Yeah, I really like bodies in general - how they look, how they move. I find it easier to draw cis-female bodies because I have one, but I also like the idea of a female-identifying woman painting men. Some of my favourite people to paint have been gay men. I go back and forth between how I feel about drawing mostly women. When I paint women I am saying 'these bodies are beautiful' and eroticising them a bit myself, but also doing it because I have one too and it's empowering. It's great to be a female artist looking at female bodies when there's historically so much art like that by men.

Eliza Hopewell

Image courtesy of Eliza Hopewell©

What inspires you?

Normal, ordinary people. I love how interesting and complex everyone is, yet everyone I paint is all the same size on a 10-inch diameter plate - it's a nice metaphor for the world, everyone is fundamentally the same but at the same time, they're all unique. Also, Harry Potter. I literally listen to audiobooks of Harry Potter all day every day, it is so British and so comforting. That must go into the plates somehow!

Eliza Hopewell

Image courtesy of Eliza Hopewell©

What's it like being an artist in London?

Really, really good but intense. I went to University in Glasgow, Scotland which is a much cheaper and more chilled out city - you can have a studio and make rent by working in a bar. I missed that when I came to London but this city has also given me so many opportunities. The flip side is that there are neverending deadlines, everyone expects you to be working all the time. There are a lot of opportunities, but it can turn you into a bit of a workaholic.

Eliza Hopewell

Image courtesy of Eliza Hopewell©

Any advice for other artists?

Go with what you are naturally passionate about. Be friends with other artists, do projects with people. Of course, everyone says this but the reality is it's not that easy when you have no money or a job, you're just like please fuck off!

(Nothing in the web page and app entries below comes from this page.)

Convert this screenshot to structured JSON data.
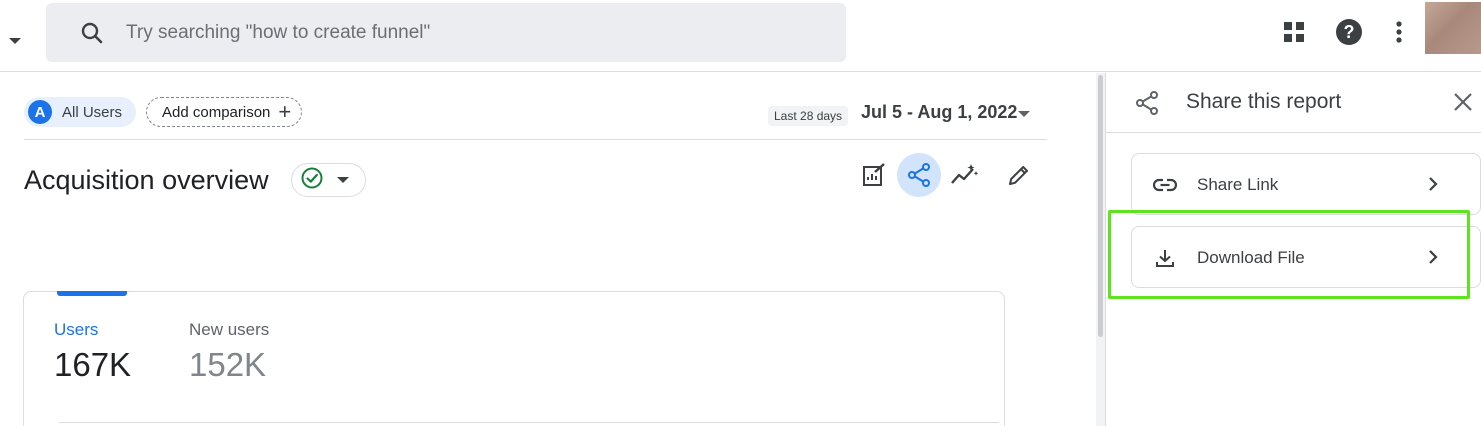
{
  "search": {
    "placeholder": "Try searching \"how to create funnel\""
  },
  "topbar_icons": [
    "apps-grid-icon",
    "help-icon",
    "more-vert-icon",
    "avatar"
  ],
  "filters": {
    "segment_avatar_letter": "A",
    "segment_label": "All Users",
    "add_comparison_label": "Add comparison",
    "date_badge": "Last 28 days",
    "date_range": "Jul 5 - Aug 1, 2022"
  },
  "report": {
    "title": "Acquisition overview",
    "actions": [
      "edit-report-icon",
      "share-icon",
      "insights-icon",
      "pencil-icon"
    ],
    "active_action": "share-icon"
  },
  "metrics": [
    {
      "label": "Users",
      "value": "167K",
      "active": true
    },
    {
      "label": "New users",
      "value": "152K",
      "active": false
    }
  ],
  "share_panel": {
    "title": "Share this report",
    "options": [
      {
        "label": "Share Link",
        "icon": "link-icon"
      },
      {
        "label": "Download File",
        "icon": "download-icon",
        "highlighted": true
      }
    ]
  },
  "colors": {
    "accent": "#1a73e8",
    "active_chip": "#e8f0fe",
    "highlight": "#5ee31f",
    "success": "#188038"
  }
}
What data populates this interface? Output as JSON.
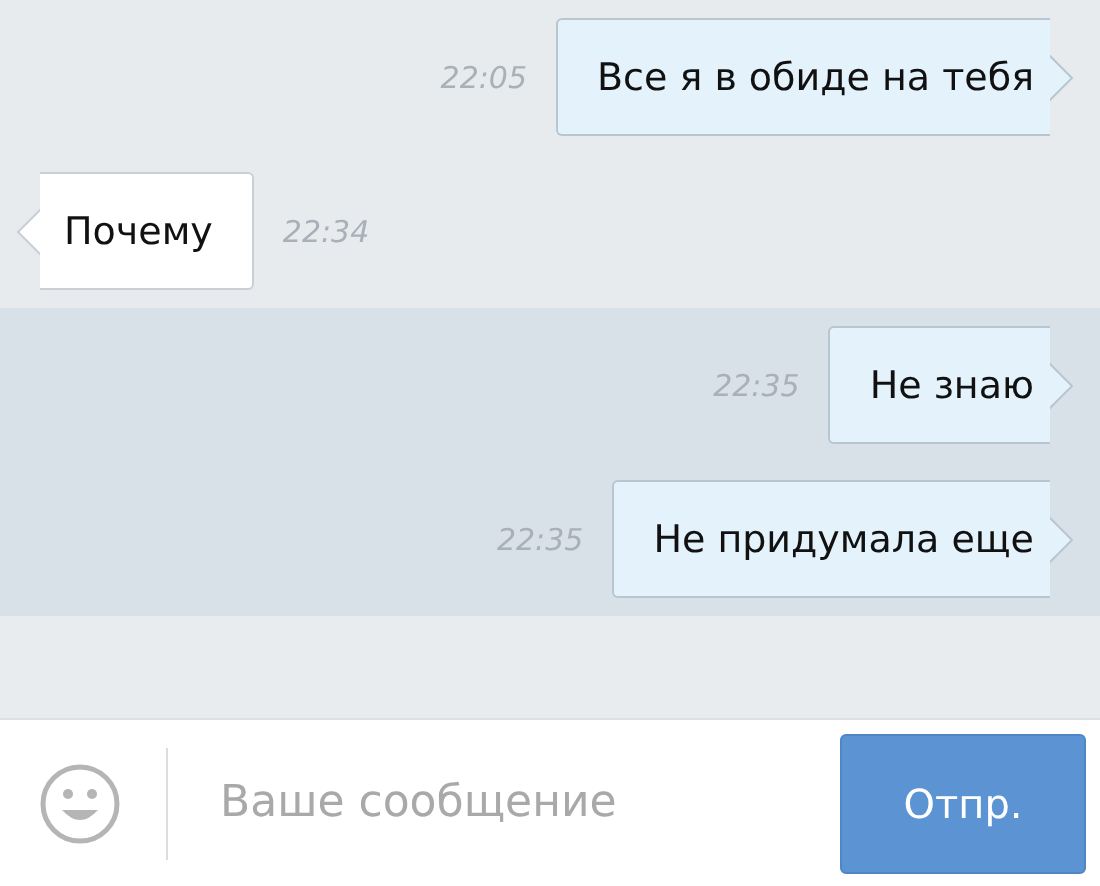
{
  "messages": [
    {
      "kind": "outgoing",
      "text": "Все я в обиде на тебя",
      "time": "22:05",
      "highlighted": false
    },
    {
      "kind": "incoming",
      "text": "Почему",
      "time": "22:34",
      "highlighted": false
    },
    {
      "kind": "outgoing",
      "text": "Не знаю",
      "time": "22:35",
      "highlighted": true
    },
    {
      "kind": "outgoing",
      "text": "Не придумала еще",
      "time": "22:35",
      "highlighted": true
    }
  ],
  "composer": {
    "placeholder": "Ваше сообщение",
    "send_button": "Отпр."
  }
}
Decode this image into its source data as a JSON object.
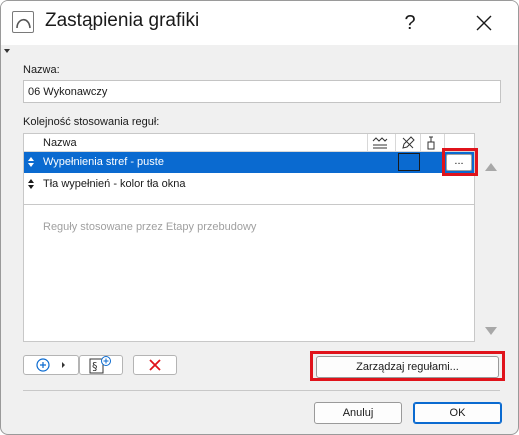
{
  "window": {
    "title": "Zastąpienia grafiki",
    "help_label": "?",
    "close_label": "✕"
  },
  "name_section": {
    "label": "Nazwa:",
    "value": "06 Wykonawczy"
  },
  "rules_section": {
    "label": "Kolejność stosowania reguł:",
    "column_name": "Nazwa",
    "column_icons": [
      "fill-pattern-icon",
      "pen-override-icon",
      "paint-brush-icon"
    ],
    "rows": [
      {
        "name": "Wypełnienia stref - puste",
        "selected": true,
        "swatch_color": "#0a6ad0",
        "button_label": "..."
      },
      {
        "name": "Tła wypełnień - kolor tła okna",
        "selected": false
      }
    ],
    "renovation_note": "Reguły stosowane przez Etapy przebudowy"
  },
  "toolbar": {
    "add_icon": "add-circle-icon",
    "section_icon": "section-add-icon",
    "delete_icon": "delete-x-icon"
  },
  "manage_button_label": "Zarządzaj regułami...",
  "footer": {
    "cancel_label": "Anuluj",
    "ok_label": "OK"
  },
  "colors": {
    "selection": "#0a6ad0",
    "highlight": "#e0131b",
    "delete_red": "#e0131b"
  }
}
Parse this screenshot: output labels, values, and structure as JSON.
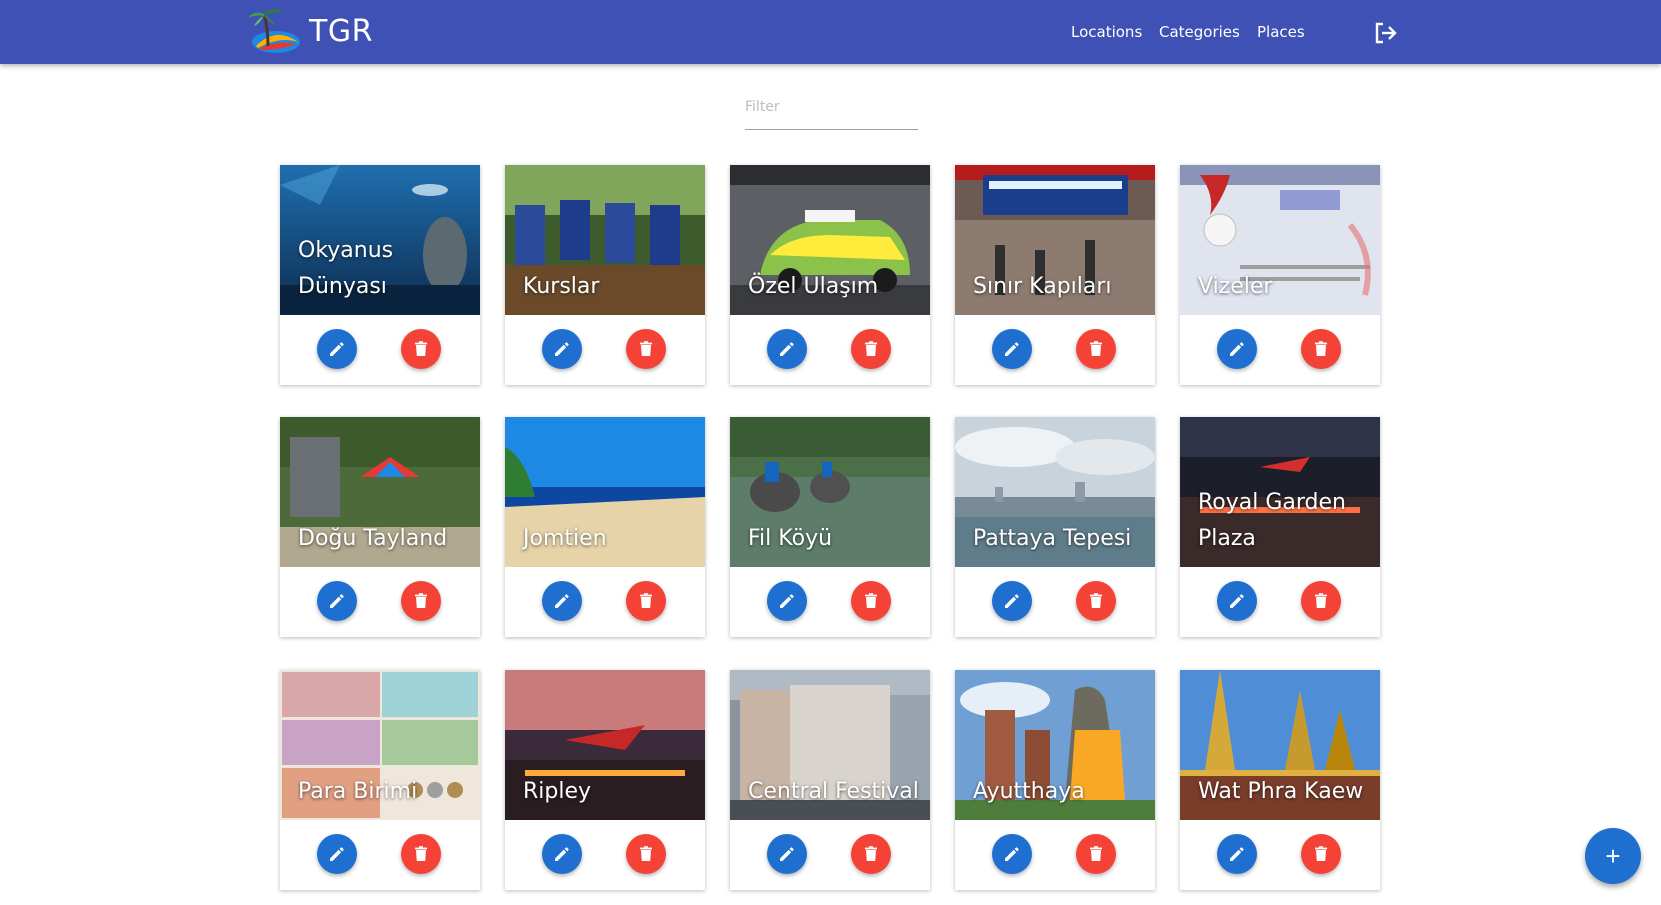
{
  "app": {
    "brand": "TGR"
  },
  "nav": {
    "locations": "Locations",
    "categories": "Categories",
    "places": "Places"
  },
  "filter": {
    "placeholder": "Filter"
  },
  "colors": {
    "navbar": "#3f51b5",
    "edit": "#1e6fd0",
    "delete": "#f44336"
  },
  "icons": {
    "edit": "pencil-icon",
    "delete": "trash-icon",
    "logout": "logout-icon",
    "add": "plus-icon"
  },
  "cards": [
    {
      "title": "Okyanus Dünyası"
    },
    {
      "title": "Kurslar"
    },
    {
      "title": "Özel Ulaşım"
    },
    {
      "title": "Sınır Kapıları"
    },
    {
      "title": "Vizeler"
    },
    {
      "title": "Doğu Tayland"
    },
    {
      "title": "Jomtien"
    },
    {
      "title": "Fil Köyü"
    },
    {
      "title": "Pattaya Tepesi"
    },
    {
      "title": "Royal Garden Plaza"
    },
    {
      "title": "Para Birimi"
    },
    {
      "title": "Ripley"
    },
    {
      "title": "Central Festival"
    },
    {
      "title": "Ayutthaya"
    },
    {
      "title": "Wat Phra Kaew"
    }
  ],
  "fab": {
    "label": "+"
  }
}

Eliza Hopewell will be exhibiting at AWOMANfest at DIY space for London, Peckham from 23rd-25th of March.